··· Data to process

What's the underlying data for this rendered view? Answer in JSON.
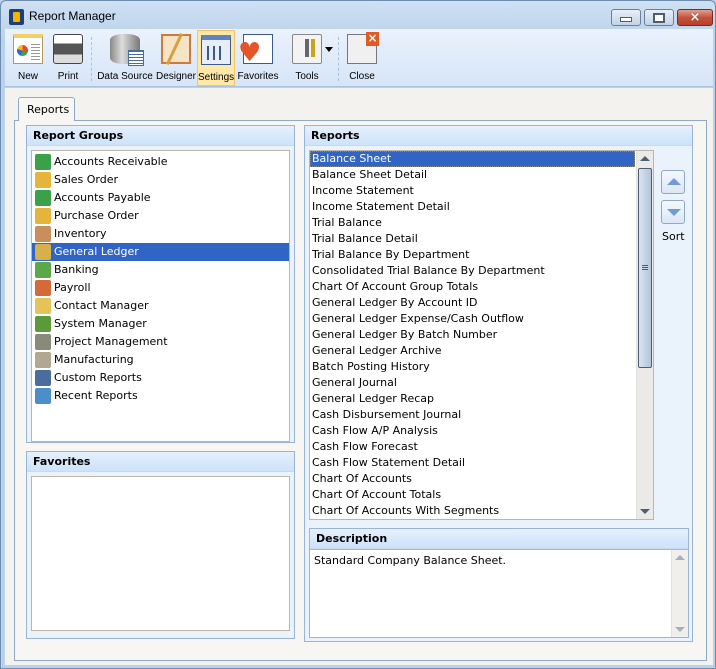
{
  "window": {
    "title": "Report Manager",
    "controls": {
      "minimize": "minimize",
      "maximize": "maximize",
      "close": "×"
    }
  },
  "toolbar": {
    "buttons": [
      {
        "id": "new",
        "label": "New",
        "icon": "new-report-icon"
      },
      {
        "id": "print",
        "label": "Print",
        "icon": "printer-icon"
      },
      {
        "id": "data-source",
        "label": "Data Source",
        "icon": "database-icon"
      },
      {
        "id": "designer",
        "label": "Designer",
        "icon": "designer-icon"
      },
      {
        "id": "settings",
        "label": "Settings",
        "icon": "settings-icon",
        "active": true
      },
      {
        "id": "favorites",
        "label": "Favorites",
        "icon": "favorites-heart-icon"
      },
      {
        "id": "tools",
        "label": "Tools",
        "icon": "tools-icon",
        "has_dropdown": true
      },
      {
        "id": "close",
        "label": "Close",
        "icon": "close-window-icon"
      }
    ]
  },
  "tabs": [
    {
      "label": "Reports",
      "active": true
    }
  ],
  "report_groups": {
    "title": "Report Groups",
    "items": [
      {
        "label": "Accounts Receivable",
        "icon": "accounts-receivable-icon",
        "color": "#3aa14a"
      },
      {
        "label": "Sales Order",
        "icon": "sales-order-icon",
        "color": "#e4b53a"
      },
      {
        "label": "Accounts Payable",
        "icon": "accounts-payable-icon",
        "color": "#3aa14a"
      },
      {
        "label": "Purchase Order",
        "icon": "purchase-order-icon",
        "color": "#e4b53a"
      },
      {
        "label": "Inventory",
        "icon": "inventory-icon",
        "color": "#c98e5c"
      },
      {
        "label": "General Ledger",
        "icon": "general-ledger-icon",
        "color": "#d8b04a",
        "selected": true
      },
      {
        "label": "Banking",
        "icon": "banking-icon",
        "color": "#5aa84a"
      },
      {
        "label": "Payroll",
        "icon": "payroll-icon",
        "color": "#d46a3a"
      },
      {
        "label": "Contact Manager",
        "icon": "contact-manager-icon",
        "color": "#e6c35a"
      },
      {
        "label": "System Manager",
        "icon": "system-manager-icon",
        "color": "#5a9a3a"
      },
      {
        "label": "Project Management",
        "icon": "project-management-icon",
        "color": "#8a8a7a"
      },
      {
        "label": "Manufacturing",
        "icon": "manufacturing-gear-icon",
        "color": "#b0a890"
      },
      {
        "label": "Custom Reports",
        "icon": "custom-reports-icon",
        "color": "#4b6d9e"
      },
      {
        "label": "Recent Reports",
        "icon": "recent-reports-icon",
        "color": "#4b8ec9"
      }
    ]
  },
  "favorites": {
    "title": "Favorites",
    "items": []
  },
  "reports": {
    "title": "Reports",
    "items": [
      "Balance Sheet",
      "Balance Sheet Detail",
      "Income Statement",
      "Income Statement Detail",
      "Trial Balance",
      "Trial Balance Detail",
      "Trial Balance By Department",
      "Consolidated Trial Balance By Department",
      "Chart Of Account Group Totals",
      "General Ledger By Account ID",
      "General Ledger Expense/Cash Outflow",
      "General Ledger By Batch Number",
      "General Ledger Archive",
      "Batch Posting History",
      "General Journal",
      "General Ledger Recap",
      "Cash Disbursement Journal",
      "Cash Flow A/P Analysis",
      "Cash Flow Forecast",
      "Cash Flow Statement Detail",
      "Chart Of Accounts",
      "Chart Of Account Totals",
      "Chart Of Accounts With Segments"
    ],
    "selected_index": 0,
    "scroll": {
      "thumb_start": 0.0,
      "thumb_fraction": 0.6
    }
  },
  "sort": {
    "label": "Sort",
    "up": "move-up",
    "down": "move-down"
  },
  "description": {
    "title": "Description",
    "text": "Standard Company Balance Sheet."
  },
  "colors": {
    "selection": "#3165c5",
    "active_toolbar": "#fde8a8",
    "group_header": "#cde2fa",
    "close_button": "#c4533c"
  }
}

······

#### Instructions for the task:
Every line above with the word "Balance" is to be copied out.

#### Task answer:
      "Balance Sheet",
      "Balance Sheet Detail",
      "Trial Balance",
      "Trial Balance Detail",
      "Trial Balance By Department",
      "Consolidated Trial Balance By Department",
    "text": "Standard Company Balance Sheet."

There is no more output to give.